__REQUIRED WORK__
Each entry that follows must be output without any deviation.
(THE INPUT Opens)
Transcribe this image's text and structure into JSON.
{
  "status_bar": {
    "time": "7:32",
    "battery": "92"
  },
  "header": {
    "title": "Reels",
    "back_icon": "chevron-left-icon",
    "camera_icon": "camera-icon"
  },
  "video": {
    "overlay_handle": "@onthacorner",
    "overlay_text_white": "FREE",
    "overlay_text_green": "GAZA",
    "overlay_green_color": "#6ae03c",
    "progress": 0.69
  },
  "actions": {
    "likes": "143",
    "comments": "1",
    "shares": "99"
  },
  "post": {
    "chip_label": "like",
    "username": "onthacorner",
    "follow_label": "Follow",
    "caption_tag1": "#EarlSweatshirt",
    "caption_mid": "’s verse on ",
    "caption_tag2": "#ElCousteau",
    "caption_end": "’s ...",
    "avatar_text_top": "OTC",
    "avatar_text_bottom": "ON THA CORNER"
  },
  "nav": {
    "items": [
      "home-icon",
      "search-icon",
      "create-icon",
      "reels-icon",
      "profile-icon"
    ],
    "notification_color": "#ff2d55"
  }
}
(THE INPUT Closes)
__ANSWER SECTION__
Transcribe this image's text and structure into JSON.
{
  "status_bar": {
    "time": "7:32",
    "battery": "92"
  },
  "header": {
    "title": "Reels",
    "back_icon": "chevron-left-icon",
    "camera_icon": "camera-icon"
  },
  "video": {
    "overlay_handle": "@onthacorner",
    "overlay_text_white": "FREE",
    "overlay_text_green": "GAZA",
    "overlay_green_color": "#6ae03c",
    "progress": 0.69
  },
  "actions": {
    "likes": "143",
    "comments": "1",
    "shares": "99"
  },
  "post": {
    "chip_label": "like",
    "username": "onthacorner",
    "follow_label": "Follow",
    "caption_tag1": "#EarlSweatshirt",
    "caption_mid": "’s verse on ",
    "caption_tag2": "#ElCousteau",
    "caption_end": "’s ...",
    "avatar_text_top": "OTC",
    "avatar_text_bottom": "ON THA CORNER"
  },
  "nav": {
    "items": [
      "home-icon",
      "search-icon",
      "create-icon",
      "reels-icon",
      "profile-icon"
    ],
    "notification_color": "#ff2d55"
  }
}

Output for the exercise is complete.